DIRECTIONS: Copy whichever lines of the data hold the word "value".

[Opening LISTED ENTRIES section]

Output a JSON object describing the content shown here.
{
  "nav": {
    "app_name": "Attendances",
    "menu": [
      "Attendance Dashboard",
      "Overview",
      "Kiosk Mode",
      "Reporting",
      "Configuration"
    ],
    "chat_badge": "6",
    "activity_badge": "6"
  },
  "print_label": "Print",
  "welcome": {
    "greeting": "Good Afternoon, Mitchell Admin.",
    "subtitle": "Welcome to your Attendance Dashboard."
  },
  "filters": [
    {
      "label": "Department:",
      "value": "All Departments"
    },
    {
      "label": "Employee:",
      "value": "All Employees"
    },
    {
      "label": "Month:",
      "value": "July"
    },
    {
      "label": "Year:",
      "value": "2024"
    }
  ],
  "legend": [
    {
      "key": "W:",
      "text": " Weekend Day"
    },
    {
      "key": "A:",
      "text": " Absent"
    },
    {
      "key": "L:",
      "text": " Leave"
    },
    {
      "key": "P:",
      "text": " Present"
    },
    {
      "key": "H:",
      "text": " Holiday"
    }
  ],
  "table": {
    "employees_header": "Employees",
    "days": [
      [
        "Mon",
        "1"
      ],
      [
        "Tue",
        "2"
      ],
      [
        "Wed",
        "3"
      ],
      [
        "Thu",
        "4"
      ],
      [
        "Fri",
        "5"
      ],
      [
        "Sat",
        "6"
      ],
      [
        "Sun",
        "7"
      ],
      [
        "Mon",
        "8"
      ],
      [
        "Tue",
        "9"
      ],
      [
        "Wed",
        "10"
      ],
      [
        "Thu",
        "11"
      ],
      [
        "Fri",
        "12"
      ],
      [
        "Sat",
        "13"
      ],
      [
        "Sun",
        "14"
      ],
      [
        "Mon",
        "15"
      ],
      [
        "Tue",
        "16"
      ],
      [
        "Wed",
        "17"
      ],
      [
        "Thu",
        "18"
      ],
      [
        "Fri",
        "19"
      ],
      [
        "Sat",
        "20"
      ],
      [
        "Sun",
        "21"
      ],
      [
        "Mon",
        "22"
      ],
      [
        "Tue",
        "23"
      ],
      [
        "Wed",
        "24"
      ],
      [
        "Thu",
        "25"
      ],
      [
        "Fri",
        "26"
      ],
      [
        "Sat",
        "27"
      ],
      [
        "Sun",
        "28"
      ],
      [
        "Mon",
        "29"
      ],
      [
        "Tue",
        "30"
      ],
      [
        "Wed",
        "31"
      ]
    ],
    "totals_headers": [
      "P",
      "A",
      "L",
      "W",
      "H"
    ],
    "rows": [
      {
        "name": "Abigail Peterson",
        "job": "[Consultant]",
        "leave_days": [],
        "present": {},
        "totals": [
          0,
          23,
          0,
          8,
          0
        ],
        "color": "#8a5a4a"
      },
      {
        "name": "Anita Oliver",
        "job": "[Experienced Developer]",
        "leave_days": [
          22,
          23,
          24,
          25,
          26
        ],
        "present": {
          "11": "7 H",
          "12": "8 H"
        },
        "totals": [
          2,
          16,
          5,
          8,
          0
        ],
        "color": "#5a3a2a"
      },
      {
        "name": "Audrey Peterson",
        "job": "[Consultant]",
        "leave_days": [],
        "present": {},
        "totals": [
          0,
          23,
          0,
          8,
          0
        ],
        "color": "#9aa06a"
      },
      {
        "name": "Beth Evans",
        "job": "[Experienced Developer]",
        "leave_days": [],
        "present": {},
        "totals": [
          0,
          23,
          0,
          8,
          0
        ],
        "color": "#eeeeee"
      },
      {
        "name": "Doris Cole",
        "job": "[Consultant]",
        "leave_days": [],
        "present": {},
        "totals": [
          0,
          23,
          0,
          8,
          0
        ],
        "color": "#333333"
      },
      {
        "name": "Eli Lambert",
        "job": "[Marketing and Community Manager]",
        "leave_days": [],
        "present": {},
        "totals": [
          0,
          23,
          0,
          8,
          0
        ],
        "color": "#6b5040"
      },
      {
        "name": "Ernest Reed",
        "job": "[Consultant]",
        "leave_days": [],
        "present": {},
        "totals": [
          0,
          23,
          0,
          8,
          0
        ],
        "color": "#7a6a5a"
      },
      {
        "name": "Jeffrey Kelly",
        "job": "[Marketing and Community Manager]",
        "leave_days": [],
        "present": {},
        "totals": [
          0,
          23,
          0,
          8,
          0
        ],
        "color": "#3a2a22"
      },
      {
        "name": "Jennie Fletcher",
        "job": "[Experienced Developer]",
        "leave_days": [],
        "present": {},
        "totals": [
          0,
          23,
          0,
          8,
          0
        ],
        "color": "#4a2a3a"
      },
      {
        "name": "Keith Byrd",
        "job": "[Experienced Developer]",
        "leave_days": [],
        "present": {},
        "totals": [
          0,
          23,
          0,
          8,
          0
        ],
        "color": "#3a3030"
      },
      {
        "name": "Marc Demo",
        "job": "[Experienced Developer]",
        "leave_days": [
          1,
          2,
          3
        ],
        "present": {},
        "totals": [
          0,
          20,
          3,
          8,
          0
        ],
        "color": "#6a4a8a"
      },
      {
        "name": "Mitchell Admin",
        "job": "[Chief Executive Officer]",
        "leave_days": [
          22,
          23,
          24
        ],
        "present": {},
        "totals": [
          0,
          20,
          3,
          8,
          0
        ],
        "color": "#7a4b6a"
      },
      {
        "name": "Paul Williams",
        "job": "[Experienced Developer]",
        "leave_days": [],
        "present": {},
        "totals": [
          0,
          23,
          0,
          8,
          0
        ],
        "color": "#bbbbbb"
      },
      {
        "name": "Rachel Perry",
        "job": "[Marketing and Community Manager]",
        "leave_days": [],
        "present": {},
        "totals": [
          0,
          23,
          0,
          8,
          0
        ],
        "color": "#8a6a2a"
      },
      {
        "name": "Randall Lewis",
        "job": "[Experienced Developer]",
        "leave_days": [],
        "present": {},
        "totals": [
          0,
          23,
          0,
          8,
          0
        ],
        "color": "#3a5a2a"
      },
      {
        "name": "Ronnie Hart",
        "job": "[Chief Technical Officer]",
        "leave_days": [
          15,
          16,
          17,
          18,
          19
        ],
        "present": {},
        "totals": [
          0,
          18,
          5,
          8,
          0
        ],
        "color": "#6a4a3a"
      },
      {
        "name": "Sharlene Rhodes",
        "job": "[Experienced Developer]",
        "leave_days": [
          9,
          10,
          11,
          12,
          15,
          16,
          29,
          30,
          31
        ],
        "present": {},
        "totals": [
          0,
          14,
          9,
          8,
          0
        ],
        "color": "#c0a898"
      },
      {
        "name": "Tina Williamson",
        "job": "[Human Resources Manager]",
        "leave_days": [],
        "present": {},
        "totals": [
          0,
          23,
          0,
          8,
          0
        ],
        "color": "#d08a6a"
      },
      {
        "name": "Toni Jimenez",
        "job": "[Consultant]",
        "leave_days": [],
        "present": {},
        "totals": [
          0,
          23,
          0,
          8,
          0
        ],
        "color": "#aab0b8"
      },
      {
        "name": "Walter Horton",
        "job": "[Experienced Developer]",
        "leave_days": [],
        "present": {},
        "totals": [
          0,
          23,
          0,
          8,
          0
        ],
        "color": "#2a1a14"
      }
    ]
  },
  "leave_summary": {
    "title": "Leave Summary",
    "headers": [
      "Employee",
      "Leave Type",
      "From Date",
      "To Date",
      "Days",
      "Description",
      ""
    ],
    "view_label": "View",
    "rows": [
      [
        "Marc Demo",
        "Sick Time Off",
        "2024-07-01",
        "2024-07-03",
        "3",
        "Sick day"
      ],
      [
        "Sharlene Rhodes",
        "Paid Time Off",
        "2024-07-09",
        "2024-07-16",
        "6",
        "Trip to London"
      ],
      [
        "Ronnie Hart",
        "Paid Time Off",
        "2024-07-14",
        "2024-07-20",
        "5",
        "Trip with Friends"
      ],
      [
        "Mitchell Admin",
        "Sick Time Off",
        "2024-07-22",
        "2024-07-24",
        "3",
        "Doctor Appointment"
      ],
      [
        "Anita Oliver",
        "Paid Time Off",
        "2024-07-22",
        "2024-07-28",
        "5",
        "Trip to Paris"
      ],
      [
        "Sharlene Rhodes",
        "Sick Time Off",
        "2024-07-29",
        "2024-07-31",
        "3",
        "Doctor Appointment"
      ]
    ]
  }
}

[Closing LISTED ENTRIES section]

ANSWER TO THE PROBLEM:
      "value": "All Departments"
      "value": "All Employees"
      "value": "July"
      "value": "2024"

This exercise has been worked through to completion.